* What the task requires
Where "JSON" occurs in a line of the entries below, copy that line.

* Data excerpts
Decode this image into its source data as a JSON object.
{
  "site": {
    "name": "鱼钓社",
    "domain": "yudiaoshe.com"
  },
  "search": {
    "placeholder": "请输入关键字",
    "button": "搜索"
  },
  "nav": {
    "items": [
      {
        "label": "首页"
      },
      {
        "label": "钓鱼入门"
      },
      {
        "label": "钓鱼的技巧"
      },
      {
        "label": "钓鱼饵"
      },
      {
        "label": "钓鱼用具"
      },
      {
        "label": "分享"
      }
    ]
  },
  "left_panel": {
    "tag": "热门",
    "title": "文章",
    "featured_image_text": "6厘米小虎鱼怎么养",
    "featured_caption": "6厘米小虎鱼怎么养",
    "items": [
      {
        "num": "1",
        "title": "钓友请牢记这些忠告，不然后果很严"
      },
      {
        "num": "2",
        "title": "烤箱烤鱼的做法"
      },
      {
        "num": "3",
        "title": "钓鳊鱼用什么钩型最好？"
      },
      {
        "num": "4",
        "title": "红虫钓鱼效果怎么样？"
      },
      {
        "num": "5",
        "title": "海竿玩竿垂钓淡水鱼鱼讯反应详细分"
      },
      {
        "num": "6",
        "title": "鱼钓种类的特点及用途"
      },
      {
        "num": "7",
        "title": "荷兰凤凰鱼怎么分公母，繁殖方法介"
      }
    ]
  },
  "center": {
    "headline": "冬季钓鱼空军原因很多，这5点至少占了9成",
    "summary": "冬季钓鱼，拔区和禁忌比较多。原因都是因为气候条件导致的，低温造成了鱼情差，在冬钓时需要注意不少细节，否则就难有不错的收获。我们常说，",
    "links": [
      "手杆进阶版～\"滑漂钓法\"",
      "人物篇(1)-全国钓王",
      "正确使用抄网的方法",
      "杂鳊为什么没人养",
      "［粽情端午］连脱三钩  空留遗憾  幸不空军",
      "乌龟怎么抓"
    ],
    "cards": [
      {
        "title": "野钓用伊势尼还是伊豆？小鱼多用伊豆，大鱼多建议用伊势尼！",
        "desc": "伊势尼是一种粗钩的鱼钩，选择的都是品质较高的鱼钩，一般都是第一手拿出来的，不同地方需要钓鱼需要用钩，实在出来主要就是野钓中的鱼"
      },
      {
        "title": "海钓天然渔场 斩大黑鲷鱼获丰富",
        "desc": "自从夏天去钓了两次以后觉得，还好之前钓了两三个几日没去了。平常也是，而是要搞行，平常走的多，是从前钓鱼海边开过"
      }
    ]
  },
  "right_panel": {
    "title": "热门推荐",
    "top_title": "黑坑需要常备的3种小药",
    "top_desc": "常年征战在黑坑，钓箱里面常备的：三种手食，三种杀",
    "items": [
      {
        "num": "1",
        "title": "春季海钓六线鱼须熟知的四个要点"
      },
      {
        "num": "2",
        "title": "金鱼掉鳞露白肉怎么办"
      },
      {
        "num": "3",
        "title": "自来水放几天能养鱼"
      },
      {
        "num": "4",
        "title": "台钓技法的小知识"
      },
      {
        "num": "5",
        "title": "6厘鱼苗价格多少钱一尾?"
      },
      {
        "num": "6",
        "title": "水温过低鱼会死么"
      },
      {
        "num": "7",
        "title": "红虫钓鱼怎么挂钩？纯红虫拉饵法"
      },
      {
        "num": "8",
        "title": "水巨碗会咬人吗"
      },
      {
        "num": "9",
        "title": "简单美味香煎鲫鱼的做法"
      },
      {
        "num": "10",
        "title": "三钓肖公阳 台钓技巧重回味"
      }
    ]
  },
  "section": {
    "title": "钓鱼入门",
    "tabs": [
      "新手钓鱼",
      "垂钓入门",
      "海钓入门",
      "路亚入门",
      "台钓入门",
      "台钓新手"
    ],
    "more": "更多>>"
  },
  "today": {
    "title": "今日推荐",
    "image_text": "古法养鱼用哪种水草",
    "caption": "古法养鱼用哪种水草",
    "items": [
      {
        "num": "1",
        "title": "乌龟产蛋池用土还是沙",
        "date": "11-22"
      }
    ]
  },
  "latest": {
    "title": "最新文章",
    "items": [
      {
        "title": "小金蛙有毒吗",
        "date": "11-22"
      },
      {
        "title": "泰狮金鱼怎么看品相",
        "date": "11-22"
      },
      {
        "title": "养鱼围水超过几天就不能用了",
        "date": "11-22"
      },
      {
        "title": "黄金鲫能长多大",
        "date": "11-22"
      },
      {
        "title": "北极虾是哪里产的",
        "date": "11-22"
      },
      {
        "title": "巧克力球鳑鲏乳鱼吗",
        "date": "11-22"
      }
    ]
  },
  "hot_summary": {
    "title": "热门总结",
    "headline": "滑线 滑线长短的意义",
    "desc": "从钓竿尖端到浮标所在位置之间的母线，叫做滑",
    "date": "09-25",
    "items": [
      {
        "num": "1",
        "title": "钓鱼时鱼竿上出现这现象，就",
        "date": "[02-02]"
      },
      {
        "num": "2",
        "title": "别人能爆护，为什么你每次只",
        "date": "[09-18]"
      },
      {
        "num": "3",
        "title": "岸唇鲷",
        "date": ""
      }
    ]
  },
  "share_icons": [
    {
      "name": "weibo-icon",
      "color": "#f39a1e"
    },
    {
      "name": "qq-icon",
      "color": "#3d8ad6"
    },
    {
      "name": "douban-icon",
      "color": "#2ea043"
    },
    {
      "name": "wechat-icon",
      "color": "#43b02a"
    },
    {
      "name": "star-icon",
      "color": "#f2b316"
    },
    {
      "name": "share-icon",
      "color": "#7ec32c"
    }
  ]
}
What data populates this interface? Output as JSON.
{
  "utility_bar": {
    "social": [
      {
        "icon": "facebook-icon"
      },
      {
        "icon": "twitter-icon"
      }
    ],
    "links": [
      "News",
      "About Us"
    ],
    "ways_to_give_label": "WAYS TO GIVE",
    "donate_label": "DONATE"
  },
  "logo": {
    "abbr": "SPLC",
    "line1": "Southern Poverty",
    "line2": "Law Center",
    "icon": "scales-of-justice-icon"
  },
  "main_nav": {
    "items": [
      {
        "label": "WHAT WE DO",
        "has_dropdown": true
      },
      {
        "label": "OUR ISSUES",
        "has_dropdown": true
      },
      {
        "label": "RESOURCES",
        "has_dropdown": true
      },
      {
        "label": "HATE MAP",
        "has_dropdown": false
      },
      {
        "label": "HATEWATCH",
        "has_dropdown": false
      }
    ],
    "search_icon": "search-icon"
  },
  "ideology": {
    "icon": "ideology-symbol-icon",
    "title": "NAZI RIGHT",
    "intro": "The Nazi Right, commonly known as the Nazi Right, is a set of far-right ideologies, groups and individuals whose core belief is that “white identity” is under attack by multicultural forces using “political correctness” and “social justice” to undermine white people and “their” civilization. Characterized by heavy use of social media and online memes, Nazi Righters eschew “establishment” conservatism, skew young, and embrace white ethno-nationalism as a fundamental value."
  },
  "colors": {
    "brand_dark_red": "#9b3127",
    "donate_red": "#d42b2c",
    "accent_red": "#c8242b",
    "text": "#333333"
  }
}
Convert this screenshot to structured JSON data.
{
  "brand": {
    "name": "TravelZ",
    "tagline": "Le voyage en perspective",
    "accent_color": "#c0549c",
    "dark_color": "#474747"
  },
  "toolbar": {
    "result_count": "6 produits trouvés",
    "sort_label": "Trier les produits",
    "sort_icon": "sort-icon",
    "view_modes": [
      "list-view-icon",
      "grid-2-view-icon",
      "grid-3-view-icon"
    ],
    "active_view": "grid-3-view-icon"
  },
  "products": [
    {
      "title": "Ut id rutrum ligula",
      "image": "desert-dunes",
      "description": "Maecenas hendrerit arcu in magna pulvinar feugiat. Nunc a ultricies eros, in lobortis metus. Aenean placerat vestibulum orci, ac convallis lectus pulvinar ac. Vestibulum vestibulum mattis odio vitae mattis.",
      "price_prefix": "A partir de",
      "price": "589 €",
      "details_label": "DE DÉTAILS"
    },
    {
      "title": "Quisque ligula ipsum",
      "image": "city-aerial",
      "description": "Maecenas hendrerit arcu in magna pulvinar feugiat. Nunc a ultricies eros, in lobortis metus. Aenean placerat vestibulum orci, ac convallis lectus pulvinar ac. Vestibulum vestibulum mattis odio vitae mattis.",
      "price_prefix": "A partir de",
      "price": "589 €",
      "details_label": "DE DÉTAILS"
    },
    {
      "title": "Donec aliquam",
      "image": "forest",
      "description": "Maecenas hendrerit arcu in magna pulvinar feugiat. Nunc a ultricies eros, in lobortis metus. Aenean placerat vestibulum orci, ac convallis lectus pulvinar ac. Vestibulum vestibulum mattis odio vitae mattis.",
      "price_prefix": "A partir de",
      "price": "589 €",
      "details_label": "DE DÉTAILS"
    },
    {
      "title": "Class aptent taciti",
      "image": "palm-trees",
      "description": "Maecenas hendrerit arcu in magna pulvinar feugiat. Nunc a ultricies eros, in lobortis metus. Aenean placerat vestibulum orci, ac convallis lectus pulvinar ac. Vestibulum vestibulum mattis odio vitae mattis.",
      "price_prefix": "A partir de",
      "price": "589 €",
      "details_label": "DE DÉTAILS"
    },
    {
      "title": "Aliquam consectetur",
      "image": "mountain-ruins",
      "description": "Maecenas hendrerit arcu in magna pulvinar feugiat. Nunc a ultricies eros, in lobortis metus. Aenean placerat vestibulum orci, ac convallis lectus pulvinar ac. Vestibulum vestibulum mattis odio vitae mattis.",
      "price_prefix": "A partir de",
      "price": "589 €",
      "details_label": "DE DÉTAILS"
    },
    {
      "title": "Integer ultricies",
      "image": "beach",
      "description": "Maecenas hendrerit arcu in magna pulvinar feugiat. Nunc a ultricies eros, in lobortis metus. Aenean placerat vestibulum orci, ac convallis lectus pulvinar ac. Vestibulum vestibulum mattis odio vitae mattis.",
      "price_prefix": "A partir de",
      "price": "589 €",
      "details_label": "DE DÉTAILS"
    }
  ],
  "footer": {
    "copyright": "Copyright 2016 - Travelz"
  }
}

* Solution
Decode this image into its source data as a JSON object.
What data populates this interface? Output as JSON.
Convert this screenshot to structured JSON data.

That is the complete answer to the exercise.